Spring rains did not deter us as we set off on our bus tour of special West Gippsland gardens on Saturday 20th October.
Our first stop was at “Barambah” in the centre of Jindivick. Jan Burridge gave us a personal tour of her beautiful garden which featured many rare and unusual plants. The Tropaeolum tricolor vine particularly caught our eye, but her Mollis Azaleas, Laburnum arbour and large Waratah were vying for attention too. Jan revealed that her secret ingredient for luxurious plant health is Munash rock dust applied each season. She treated us to a devonshire tea before we had to leave.
Rare Shade Plant Tropaeolum tricolor
At Country Farm Perennials at Nayook, we had the chance to not only view Merryle and David’s garden but also purchase some plant treasures at their Nursery. They specialise in providing some of the rarer varieties so this was a real treat which many of us took advantage of. Their predominantly woodland garden, including a mature Viburnum plicatum tomentosum, puts on a fantastic show at this time of year. Whilst here we also chose a beautiful double-flowering Clematis for our raffle prize. An ample lunch was kindly provided by the local ladies in the Public Hall.
Country Farm Perennials

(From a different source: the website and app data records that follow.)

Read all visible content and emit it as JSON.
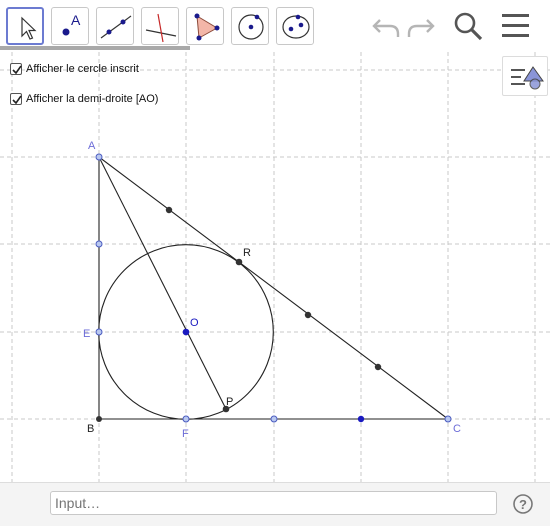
{
  "toolbar": {
    "tools": [
      {
        "name": "move-tool",
        "active": true
      },
      {
        "name": "point-tool",
        "label": "A"
      },
      {
        "name": "line-tool"
      },
      {
        "name": "perpendicular-line-tool"
      },
      {
        "name": "polygon-tool"
      },
      {
        "name": "circle-center-point-tool"
      },
      {
        "name": "conic-tool"
      }
    ],
    "undo_icon": "undo-icon",
    "redo_icon": "redo-icon",
    "search_icon": "search-icon",
    "menu_icon": "menu-icon"
  },
  "checkboxes": [
    {
      "label": "Afficher le cercle inscrit",
      "checked": true
    },
    {
      "label": "Afficher la demi-droite [AO)",
      "checked": true
    }
  ],
  "style_bar_icon": "style-bar-icon",
  "graphics": {
    "points": {
      "A": {
        "label": "A",
        "color": "#6c6cd8"
      },
      "B": {
        "label": "B",
        "color": "#222222"
      },
      "C": {
        "label": "C",
        "color": "#6c6cd8"
      },
      "E": {
        "label": "E",
        "color": "#6c6cd8"
      },
      "F": {
        "label": "F",
        "color": "#6c6cd8"
      },
      "O": {
        "label": "O",
        "color": "#1a1ac0"
      },
      "R": {
        "label": "R",
        "color": "#222222"
      },
      "P": {
        "label": "P",
        "color": "#222222"
      }
    }
  },
  "input_bar": {
    "placeholder": "Input…"
  },
  "help_icon": "help-icon",
  "colors": {
    "accent": "#6c7bd1",
    "grid": "#c8c8c8",
    "point_blue": "#6c6cd8"
  }
}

As the clouds cleared, our next visit was to “Picardy”, the French-inspired home and garden of Marian and Bryce Somes. They have created their own piece of France in these hills, with rammed-earth buildings, generous plantings of roses and perennials, a Dogwood grove and orchard, as well as a large herb and vegetable garden. The fertility of their property was evident in their Citrus grove where Blood Oranges and Cumquats had not a yellow leaf in sight – and this without any fertilisers! Some of our attendees took the opportunity to purchase Marian’s book “Picardy” which describes her 22 year realisation of a garden dream. (The book published in April 2018 is available in all good book stores.)
Double flowered Dogwood Wisteria Arch (Marian Somes on the left)
“The Garden at Broughton Hall” at Jindivick was our last, but not by any means least, stop for the day. David Musker took us on a personal tour of his fantastic, huge garden beginning in the Birch grove where over 300 birches are planted, moving around the house with the view opening up to reveal an amazing layout of terraces overlooking the Tarago Reservoir. Each terrace is filled with roses, Crab Apples and rare plants, particularly those with foliage interest, within a hedged framework. David was very generous sharing his plant advice, describing his roses and hedge maintenance. The sight of his white peacock was a special surprise and his Nursery “Muskers” provided a further opportunity for us to sample some plants.
Nobody wanted to leave – we all agreed that we needed more time to absorb this garden so I’m sure Broughton Hall will feature on our event list again in the future.
Walking through the gardens David Musker
House Entrance Birch Grove
It is obvious that this region of Victoria, with its ample rainfall and volcanic earth is a horticultural heaven. It will continue to attract passionate gardeners such as these owners so we will be drawn back here again.
We would like to thank each owner for their time and expertise and particularly Merryle Johnson and her team for assisting with the tour planning.
Testimonials from Bus Trip to Gardens of Gippsland in October, 2018
“I had a lovely time on the Gippsland excursion, it was very well organised and the gardens were great, in such lovely company!” – Polly
“… it was a wonderful day, we are very keen to come to another EWHA event…” – Sally
“… thank you for the well-organised and much appreciated trip last Saturday. I thoroughly enjoyed the experience from start to finish.” – Gail